Dataset rows for apps and sites:
┌──

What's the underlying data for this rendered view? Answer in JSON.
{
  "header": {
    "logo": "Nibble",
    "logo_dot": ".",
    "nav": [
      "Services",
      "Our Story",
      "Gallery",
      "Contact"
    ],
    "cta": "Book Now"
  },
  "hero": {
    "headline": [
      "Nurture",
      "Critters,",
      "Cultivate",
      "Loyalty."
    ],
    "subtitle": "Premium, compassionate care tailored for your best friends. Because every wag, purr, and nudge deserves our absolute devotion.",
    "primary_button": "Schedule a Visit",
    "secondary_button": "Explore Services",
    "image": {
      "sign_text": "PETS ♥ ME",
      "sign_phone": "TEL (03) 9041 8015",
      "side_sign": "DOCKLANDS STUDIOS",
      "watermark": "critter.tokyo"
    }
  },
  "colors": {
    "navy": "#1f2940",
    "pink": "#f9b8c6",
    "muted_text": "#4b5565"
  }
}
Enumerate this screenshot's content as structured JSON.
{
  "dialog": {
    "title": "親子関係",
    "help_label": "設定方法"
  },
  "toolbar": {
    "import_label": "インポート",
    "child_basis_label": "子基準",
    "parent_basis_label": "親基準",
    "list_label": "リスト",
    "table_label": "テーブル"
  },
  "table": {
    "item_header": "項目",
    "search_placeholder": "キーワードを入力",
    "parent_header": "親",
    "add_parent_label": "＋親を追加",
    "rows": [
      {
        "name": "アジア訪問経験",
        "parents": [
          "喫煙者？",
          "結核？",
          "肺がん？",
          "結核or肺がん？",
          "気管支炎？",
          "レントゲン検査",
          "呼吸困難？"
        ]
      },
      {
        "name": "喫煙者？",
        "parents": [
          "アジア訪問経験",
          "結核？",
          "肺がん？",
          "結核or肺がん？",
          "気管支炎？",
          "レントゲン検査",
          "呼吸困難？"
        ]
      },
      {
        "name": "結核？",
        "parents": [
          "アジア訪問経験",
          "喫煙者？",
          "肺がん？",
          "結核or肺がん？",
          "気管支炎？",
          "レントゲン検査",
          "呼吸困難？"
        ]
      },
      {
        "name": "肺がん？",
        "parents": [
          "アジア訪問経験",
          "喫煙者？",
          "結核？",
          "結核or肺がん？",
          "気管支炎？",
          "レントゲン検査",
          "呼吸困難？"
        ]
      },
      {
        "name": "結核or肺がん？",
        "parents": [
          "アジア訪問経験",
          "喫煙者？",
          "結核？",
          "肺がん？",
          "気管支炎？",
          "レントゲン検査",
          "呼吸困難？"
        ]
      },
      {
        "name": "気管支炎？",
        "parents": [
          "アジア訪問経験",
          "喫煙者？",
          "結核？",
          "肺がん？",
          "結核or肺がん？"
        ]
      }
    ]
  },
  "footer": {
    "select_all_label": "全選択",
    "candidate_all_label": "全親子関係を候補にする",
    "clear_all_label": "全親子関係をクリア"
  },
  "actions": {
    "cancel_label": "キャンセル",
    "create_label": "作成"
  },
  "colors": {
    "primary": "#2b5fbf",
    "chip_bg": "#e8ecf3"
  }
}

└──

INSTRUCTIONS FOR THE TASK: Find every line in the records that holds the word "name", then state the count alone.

RESPONSE BOX: 6